The work lives of Rod Vilhauer and Larry Beller have taken considerably different paths. But the two men are much alike in one respect: both are smart, tenacious entrepreneurs.
Vilhauer and partner Barry Rich started a small excavating firm 15 years ago in Dallas, Texas. Today, that enterprise, known as the Rodman Companies, has 1,400 employees, 600 pieces of mobile equipment, 130 heavy trucks and four concrete batch plants—all engaged in turnkey site development. Everything from the silt fence, to excavation, to wet utilities and paved streets, says Vilhauer.
By contrast, Beller, an Oklahoma native and an inventor at heart, moved to Alaska in the 1970s to work on the oil pipeline, not to return until 1997. Along the way, he developed an amphibious dredge, a snow-melting system, and a machine that could competently excavate the frozen, brick-hard soil of Alaska, known as permafrost. This latter invention resulted from Beller's annoyance at the ineffective way conventional equipment performed when excavating permafrost to establish roads into new drilling sites.
It was, in fact, the permafrost excavator, now known as the IronWolf Crusher, that brought the interests of Vilhauer and Beller together last October on a 95 F day in Dallas. You might reasonably ask why Vilhauer, who has crews working in blistering Texas heat most of time, would be interested in a machine designed to work comfortably in frozen soil at minus 40 F? The answer is rock.

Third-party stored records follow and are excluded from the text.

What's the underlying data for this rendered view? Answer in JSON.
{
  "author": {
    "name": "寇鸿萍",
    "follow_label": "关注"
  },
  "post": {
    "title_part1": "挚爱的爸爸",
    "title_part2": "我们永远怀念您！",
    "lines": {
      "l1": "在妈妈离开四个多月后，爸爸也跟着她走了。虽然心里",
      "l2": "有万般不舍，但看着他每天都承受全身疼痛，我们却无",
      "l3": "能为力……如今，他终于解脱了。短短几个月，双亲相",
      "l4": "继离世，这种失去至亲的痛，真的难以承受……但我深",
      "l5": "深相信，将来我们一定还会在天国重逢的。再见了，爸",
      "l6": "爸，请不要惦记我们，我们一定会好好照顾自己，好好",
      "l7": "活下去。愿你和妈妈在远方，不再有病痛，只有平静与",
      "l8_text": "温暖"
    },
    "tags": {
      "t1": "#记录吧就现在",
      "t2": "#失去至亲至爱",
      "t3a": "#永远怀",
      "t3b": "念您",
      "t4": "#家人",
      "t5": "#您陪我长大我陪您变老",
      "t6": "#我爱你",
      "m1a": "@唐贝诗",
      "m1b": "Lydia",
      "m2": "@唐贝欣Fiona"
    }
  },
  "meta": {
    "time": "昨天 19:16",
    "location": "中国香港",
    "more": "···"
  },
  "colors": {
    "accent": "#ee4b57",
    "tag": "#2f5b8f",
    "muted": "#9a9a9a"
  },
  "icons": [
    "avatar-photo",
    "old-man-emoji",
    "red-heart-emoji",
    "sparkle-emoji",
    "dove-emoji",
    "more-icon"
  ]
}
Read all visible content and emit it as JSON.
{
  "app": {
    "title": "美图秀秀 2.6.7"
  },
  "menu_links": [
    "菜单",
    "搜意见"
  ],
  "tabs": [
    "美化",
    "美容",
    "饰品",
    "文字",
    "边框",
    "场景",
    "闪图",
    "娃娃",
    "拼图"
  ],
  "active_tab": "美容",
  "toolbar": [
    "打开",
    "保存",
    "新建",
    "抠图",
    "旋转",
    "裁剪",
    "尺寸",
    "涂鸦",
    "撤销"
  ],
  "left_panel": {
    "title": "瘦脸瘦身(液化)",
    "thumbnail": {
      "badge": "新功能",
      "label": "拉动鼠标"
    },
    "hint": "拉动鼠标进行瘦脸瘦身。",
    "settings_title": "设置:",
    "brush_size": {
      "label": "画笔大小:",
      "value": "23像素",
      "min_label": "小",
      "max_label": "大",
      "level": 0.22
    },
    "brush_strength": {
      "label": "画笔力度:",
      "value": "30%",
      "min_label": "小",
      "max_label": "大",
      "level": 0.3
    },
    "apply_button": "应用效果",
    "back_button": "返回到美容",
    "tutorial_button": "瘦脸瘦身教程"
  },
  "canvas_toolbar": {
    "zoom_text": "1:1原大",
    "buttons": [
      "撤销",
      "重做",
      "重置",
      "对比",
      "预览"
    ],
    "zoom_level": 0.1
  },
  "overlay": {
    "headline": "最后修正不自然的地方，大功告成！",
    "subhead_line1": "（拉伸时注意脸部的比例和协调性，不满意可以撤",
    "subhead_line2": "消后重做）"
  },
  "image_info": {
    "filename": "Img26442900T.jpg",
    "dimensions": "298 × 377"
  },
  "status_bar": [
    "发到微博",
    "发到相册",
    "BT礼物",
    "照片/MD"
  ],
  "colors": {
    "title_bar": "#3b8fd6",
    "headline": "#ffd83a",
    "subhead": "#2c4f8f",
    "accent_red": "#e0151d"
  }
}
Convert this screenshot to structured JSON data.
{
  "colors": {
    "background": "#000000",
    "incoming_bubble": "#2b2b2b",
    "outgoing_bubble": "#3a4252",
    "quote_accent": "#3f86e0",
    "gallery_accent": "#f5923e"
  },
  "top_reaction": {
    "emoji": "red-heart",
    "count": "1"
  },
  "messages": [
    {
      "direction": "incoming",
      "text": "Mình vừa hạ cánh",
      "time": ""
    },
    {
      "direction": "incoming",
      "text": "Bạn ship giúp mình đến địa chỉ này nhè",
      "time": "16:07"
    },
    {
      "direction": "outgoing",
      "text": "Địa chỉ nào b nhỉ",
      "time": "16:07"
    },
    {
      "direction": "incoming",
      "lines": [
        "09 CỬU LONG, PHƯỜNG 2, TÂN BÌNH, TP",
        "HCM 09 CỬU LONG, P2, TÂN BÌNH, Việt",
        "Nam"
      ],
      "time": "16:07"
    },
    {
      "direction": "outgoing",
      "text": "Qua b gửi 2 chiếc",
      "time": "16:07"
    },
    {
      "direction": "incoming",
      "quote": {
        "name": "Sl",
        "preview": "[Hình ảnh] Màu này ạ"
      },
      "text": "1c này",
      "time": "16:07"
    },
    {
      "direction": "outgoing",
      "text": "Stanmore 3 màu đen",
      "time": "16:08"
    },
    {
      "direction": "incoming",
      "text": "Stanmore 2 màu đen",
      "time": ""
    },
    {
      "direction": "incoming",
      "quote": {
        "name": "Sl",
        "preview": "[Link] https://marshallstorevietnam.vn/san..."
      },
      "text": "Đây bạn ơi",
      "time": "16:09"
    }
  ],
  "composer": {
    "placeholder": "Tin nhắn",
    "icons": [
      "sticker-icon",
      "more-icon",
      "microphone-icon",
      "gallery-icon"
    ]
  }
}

Rock, mostly limestone, which can lie in thick slabs across many of the Rodman Companies' jobsites, is a constant vexation for its excavating crews. On a current job, for example, the company must move 370,000 cubic yards of rock—with cuts as deep as 17 feet—as crews excavate utility trenches and building pads for a new high school.
Since blasting is out of the question on most jobsites, says Vilhauer, the company has experimented with all sorts of rock-cutting systems, but has essentially settled on using big crawler dozers with rippers as the best of alternatives. But this method is a compromise, he says, because it's exceedingly slow and tears up expensive tractors.
"Seldom is the rock in a formation where you can 'flake' it—pull it out in small pieces," he says. "Most formations have ledges, and usually you pull up big slabs that must be popped with the ripper just to get them down to a size that the tractor can climb over. Now you have an $800,000 machine twisting and turning all day on the rock trying to break it. And if you happen to be over soft material, you just push the rock farther down."
In the past, says Vilhauer, the chunks of limestone left by the dozers were hauled away and replaced by a uniformly graded material known as select fill. But the select-fill resource is about gone, he says, and as a consequence, some specifications now allow on-site limestone to be used as fill. The catch, though, is that the material typically must be processed down to at least 4-inch-minus before it's acceptable.
"You can put a D10 out there, or even a D11, and then spend day after day trying to process this material—walk it down," he says. "These are rock tractors, but look at the wear and tear on undercarriages—and on the clutches and finals. The cost of processing rock with a D10 is $3.50 to $4.00 per yard. The alternative is to use a portable crusher, which takes three days to set up and further adds to the cost."
Obviously, given the problems of excavating rock, Vilhauer and Rich always have been willing to try different techniques that offered to make the process less arduous and less costly. But still, when David Griffis, the marketing representative for Construction Technologies Inc., the manufacturer of the IronWolf Crusher, called on the company, the contractors were skeptical.
"I had my doubts that the machine